Facebook Sued for Shutting Out Competition

On January 16, plaintiffs Reveal Chat Holdco LLC, et al filed a class action complaint against defendant Facebook alleging antitrust violations. Plaintiffs are represented by Pierce Bainbridge. The complaint was filed in the California Northern District Court. Magistrate Judge Kandis A. Westmore will preside over the case.

Reveal Chat Holdco owns Reveal Chat, an anonymous chatting app that was formerly the dating site LikeBright. It launched in 2011, and unlike other dating platforms, it incorporated users’ social media accounts and data to improve matchmaking. LikeBright thus relied on Facebook data and APIs to operate. USA Technology and Management Services is a financial tech company. Lenddo is an alternative credit scoring and identity verification provider and it helps people improve their digital footprints, including social media. Lenddo created the first “Facebook-only loan origination process.”  Cir.cl is a peer-to-peer marketplace transaction management platform. It used and incorporated users’ social media data. Beehive Biometric created a system to verify identities by pulling from social media data through trademarked and proprietary Social Authentication Technology (SAT). Beehive used social media data, including data from Facebook and its APIs. Each of the plaintiffs alleges they have been impacted by Facebook’s anticompetitive practices.

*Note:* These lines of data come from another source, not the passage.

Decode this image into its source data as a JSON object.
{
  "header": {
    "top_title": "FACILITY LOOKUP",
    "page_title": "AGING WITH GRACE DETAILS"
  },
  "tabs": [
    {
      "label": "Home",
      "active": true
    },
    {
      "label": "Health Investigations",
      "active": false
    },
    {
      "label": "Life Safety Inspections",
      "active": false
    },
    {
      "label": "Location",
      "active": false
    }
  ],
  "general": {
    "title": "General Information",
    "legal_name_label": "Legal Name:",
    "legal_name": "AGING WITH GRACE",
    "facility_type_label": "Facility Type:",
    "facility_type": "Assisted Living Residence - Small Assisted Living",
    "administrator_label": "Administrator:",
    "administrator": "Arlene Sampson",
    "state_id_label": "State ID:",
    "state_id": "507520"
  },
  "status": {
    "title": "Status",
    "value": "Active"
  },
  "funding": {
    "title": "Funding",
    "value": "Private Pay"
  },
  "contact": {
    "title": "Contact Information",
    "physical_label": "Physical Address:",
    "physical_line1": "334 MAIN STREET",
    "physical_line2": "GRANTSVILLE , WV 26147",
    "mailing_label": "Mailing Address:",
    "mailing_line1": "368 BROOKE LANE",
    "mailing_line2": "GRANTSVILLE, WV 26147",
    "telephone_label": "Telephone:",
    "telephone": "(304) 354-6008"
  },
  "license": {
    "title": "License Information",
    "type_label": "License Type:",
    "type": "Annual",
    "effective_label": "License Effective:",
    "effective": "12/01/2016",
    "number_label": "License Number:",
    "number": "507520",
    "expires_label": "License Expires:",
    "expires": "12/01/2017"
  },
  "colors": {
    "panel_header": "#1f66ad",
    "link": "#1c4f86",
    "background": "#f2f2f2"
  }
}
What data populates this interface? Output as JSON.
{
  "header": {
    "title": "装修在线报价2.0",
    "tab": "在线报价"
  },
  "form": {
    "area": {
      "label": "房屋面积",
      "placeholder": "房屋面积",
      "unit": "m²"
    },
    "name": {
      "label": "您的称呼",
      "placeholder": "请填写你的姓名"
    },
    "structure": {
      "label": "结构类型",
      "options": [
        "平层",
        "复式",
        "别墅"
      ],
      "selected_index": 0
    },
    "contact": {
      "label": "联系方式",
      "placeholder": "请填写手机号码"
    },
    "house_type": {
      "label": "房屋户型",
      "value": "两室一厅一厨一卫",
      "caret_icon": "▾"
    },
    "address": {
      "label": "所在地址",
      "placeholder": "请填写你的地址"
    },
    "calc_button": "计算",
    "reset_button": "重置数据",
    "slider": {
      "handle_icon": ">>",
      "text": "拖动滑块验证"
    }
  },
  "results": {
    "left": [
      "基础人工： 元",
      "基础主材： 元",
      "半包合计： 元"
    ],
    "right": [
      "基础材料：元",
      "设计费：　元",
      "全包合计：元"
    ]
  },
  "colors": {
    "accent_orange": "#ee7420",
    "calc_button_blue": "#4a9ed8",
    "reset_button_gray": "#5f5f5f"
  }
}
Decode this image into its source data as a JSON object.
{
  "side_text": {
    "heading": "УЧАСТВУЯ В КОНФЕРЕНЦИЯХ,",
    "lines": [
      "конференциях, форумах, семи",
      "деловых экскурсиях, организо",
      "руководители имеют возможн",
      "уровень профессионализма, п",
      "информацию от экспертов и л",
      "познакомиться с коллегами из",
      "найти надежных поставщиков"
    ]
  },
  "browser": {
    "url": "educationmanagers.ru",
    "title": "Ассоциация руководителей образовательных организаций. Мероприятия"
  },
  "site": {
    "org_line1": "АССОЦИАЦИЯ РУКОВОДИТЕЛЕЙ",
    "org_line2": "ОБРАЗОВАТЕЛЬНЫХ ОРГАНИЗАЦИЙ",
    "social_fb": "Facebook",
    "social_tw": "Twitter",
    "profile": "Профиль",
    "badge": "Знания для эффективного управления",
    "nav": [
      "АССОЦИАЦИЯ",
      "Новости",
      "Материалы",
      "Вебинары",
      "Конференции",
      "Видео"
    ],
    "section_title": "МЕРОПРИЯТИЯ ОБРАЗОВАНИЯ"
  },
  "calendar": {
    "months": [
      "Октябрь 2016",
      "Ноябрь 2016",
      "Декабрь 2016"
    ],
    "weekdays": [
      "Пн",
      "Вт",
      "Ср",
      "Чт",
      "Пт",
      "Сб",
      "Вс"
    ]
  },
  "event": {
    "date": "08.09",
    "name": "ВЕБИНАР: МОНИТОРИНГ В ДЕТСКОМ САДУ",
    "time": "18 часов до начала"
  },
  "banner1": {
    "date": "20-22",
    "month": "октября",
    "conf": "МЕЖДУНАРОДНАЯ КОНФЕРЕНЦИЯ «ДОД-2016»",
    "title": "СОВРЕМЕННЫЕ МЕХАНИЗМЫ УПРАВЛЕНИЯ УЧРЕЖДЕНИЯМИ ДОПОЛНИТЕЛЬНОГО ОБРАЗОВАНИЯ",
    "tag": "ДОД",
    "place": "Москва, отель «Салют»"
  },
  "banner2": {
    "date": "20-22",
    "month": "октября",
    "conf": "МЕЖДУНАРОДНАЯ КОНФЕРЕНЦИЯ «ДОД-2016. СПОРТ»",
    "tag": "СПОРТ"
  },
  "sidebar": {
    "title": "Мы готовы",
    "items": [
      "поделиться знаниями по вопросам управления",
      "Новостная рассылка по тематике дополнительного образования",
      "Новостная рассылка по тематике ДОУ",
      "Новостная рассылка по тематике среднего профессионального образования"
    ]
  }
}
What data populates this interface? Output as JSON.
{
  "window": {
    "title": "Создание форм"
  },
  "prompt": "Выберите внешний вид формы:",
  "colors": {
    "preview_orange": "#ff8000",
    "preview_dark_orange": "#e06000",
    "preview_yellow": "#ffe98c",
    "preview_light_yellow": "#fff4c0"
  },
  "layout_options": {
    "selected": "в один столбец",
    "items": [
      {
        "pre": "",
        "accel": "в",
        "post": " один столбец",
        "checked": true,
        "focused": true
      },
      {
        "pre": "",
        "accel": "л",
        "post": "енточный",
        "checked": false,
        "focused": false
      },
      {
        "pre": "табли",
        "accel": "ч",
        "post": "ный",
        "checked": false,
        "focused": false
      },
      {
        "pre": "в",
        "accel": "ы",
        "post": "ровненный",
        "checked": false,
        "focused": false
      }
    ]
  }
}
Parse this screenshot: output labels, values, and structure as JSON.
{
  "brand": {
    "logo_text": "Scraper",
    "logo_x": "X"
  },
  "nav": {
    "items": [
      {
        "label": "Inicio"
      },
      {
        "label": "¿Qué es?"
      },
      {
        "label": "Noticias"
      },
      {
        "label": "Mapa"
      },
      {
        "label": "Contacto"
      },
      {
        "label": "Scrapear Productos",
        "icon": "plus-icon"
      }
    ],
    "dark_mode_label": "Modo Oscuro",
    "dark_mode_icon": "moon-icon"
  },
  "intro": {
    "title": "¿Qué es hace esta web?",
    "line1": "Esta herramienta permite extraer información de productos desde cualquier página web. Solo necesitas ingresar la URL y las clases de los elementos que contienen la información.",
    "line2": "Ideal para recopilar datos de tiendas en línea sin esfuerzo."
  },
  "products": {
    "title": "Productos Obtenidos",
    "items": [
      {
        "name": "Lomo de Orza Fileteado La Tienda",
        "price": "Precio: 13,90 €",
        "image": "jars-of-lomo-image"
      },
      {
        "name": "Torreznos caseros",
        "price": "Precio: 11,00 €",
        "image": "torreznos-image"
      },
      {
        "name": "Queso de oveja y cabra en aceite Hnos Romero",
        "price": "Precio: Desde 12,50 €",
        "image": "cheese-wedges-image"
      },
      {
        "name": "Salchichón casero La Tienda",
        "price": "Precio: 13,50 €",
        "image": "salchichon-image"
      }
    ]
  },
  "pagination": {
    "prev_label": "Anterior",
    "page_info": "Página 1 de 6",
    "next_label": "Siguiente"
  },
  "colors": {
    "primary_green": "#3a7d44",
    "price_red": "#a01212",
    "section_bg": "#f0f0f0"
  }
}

The complaint seeks to stop Facebook’s anticompetitive practices. In addition to its status as the dominant social platform, the complaint notes that Facebook also owns other social platforms, including Instagram and WhatsApp.  The complaint stated, “[a]s 2020 begins in earnest, Facebook has no serious rivals in its key markets – nor any prospect of one.” Smartphones threaten Facebook’s dominance. Facebook’s control has led to large masses of user data collection, which has attracted advertisers to the platform. Consequently, Facebook’s business was protected by a social data barrier to entry (SDBE), which allowed Facebook to fight off Google’s Google+, which users did not find attractive. Smartphones and apps created another obstacle and competition for Facebook according to the complaint.

As Facebook moved into the social data and social advertising markets it allegedly acted in an anticompetitive manner. Facebook cut off existing third-parties from its API, harming their growth. Meanwhile, Facebook collected user data from the competition and used it to grow Facebook, while constricting the competition’s growth by using data-sharing agreements with its competition or apps that generated data from engagement.  Pinterest and Tinder were mentioned specifically. The agreements meant other companies gave Facebook their data or they risked being cut off from Facebook’s API; additionally, by joining, these companies obtained access to social data and the data of other companies that joined the agreement. Essentially, Facebook acted as the gatekeeper to exchange user data among rival companies and platforms.

Facebook attempted to shut down competitors that built social networks without relying on Facebook for data. Facebook searched for threats from the competition and would act anticompetitively towards those competitors or acquire them. According to the complaint, Facebook hired Onavo, a company that shielded spyware to appear like legitimate utility apps, in order to surveil competitors. It was through this surveillance that Facebook discovered that Instagram and WhatsApp were potential threats to its business. Facebook tactfully acquired both competitors, while increasing its share in social data and advertising markets.

Facebook has been working to integrate WhatsApp and Instagram more closely into Facebook’s platform and business, including via back-end integration. This has caused regulatory and anticompetition concerns, especially for its potential dominance of social data and social advertising markets.

Plaintiffs are concerned about Facebook’s potential monopoly. The complaint stated, the “net effect of Facebook’s anticompetitive scheme is one of the largest unlawful monopolies ever seen in the United States—one protected by a far-reaching and effectively impenetrable barrier to entry arising from feedback loops and powerful network effects. Facebook not only has the power to raise prices and keep them high, it can do so without suffering any decrease in demand, and without having to provide more value to users to obtain their data. This is the very definition of market power.”

The complaint alleges violations of the Sherman and Clayton Acts and seeks injunctive relief and divestiture. As a result, Plaintiffs have sought that the action is maintained as a class action, judgment in their favor, award for damages, compensation for damages and other monetary relief, as well as injunctive relief and for Facebook to cover suit costs.

The initial case management conference is scheduled for the end of April.